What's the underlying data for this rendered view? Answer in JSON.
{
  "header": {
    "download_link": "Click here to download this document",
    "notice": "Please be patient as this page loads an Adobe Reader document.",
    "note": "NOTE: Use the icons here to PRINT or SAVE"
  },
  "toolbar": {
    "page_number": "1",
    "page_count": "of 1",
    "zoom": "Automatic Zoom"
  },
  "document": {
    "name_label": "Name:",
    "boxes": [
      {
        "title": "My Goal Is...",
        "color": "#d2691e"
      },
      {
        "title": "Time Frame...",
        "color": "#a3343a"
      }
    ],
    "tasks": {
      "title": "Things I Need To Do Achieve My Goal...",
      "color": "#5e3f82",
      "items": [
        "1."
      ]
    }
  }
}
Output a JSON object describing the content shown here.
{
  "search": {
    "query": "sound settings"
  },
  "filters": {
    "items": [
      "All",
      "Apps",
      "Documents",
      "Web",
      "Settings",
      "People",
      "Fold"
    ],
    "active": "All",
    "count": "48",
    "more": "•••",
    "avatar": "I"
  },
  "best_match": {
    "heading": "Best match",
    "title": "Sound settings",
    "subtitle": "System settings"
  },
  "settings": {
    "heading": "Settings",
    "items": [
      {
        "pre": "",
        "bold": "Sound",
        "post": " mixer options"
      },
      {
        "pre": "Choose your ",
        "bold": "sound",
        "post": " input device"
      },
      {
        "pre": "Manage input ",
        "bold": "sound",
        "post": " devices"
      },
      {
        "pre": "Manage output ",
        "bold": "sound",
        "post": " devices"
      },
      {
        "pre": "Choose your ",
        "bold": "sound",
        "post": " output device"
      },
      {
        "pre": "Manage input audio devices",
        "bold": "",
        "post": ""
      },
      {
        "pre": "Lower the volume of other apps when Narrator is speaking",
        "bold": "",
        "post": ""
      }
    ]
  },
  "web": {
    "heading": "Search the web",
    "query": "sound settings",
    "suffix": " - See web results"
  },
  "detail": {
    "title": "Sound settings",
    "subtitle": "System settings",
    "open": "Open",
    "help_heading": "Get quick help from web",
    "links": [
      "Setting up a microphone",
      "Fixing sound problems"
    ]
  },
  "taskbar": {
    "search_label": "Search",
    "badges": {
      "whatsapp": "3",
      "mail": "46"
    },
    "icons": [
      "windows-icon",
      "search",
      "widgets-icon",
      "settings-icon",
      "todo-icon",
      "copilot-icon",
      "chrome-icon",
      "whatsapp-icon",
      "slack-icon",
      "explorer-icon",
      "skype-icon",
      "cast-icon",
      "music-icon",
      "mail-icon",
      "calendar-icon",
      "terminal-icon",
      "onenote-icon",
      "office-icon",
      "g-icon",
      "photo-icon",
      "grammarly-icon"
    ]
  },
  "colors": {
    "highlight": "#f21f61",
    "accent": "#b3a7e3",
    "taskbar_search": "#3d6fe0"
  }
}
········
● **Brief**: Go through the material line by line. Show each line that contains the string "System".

● **Response to this task**:
    "subtitle": "System settings"
    "subtitle": "System settings",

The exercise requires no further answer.